__TASK__. Show all lines of the entries in which the word "Início" is found.

**** RECORDED DATA ****

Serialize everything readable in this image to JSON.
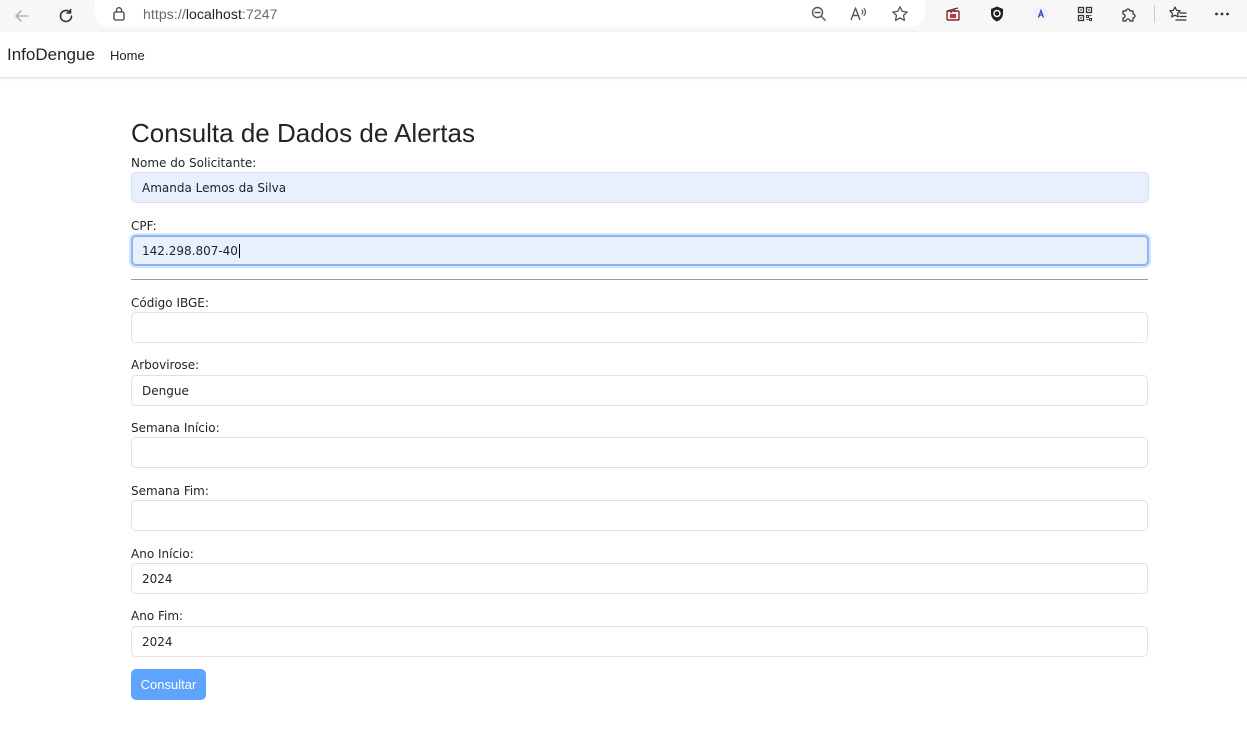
{
  "browser": {
    "url_prefix": "https://",
    "url_host": "localhost",
    "url_port": ":7247",
    "icons": [
      "back-arrow-icon",
      "reload-icon",
      "lock-icon",
      "zoom-out-icon",
      "read-aloud-icon",
      "favorite-star-icon",
      "clapperboard-extension-icon",
      "shield-extension-icon",
      "adblock-extension-icon",
      "qr-code-icon",
      "extensions-puzzle-icon",
      "favorites-list-icon",
      "more-menu-icon"
    ]
  },
  "navbar": {
    "brand": "InfoDengue",
    "home": "Home"
  },
  "page": {
    "title": "Consulta de Dados de Alertas"
  },
  "form": {
    "nome": {
      "label": "Nome do Solicitante:",
      "value": "Amanda Lemos da Silva"
    },
    "cpf": {
      "label": "CPF:",
      "value": "142.298.807-40"
    },
    "codigo_ibge": {
      "label": "Código IBGE:",
      "value": ""
    },
    "arbovirose": {
      "label": "Arbovirose:",
      "value": "Dengue"
    },
    "semana_inicio": {
      "label": "Semana Início:",
      "value": ""
    },
    "semana_fim": {
      "label": "Semana Fim:",
      "value": ""
    },
    "ano_inicio": {
      "label": "Ano Início:",
      "value": "2024"
    },
    "ano_fim": {
      "label": "Ano Fim:",
      "value": "2024"
    },
    "submit": "Consultar"
  },
  "colors": {
    "autofill_bg": "#e8f0fe",
    "focus_border": "#8bb5f5",
    "button_bg": "#5ea4ff",
    "input_border": "#dee2e6"
  }
}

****

__YOUR RESPONSE__.
      "label": "Semana Início:",
      "label": "Ano Início:",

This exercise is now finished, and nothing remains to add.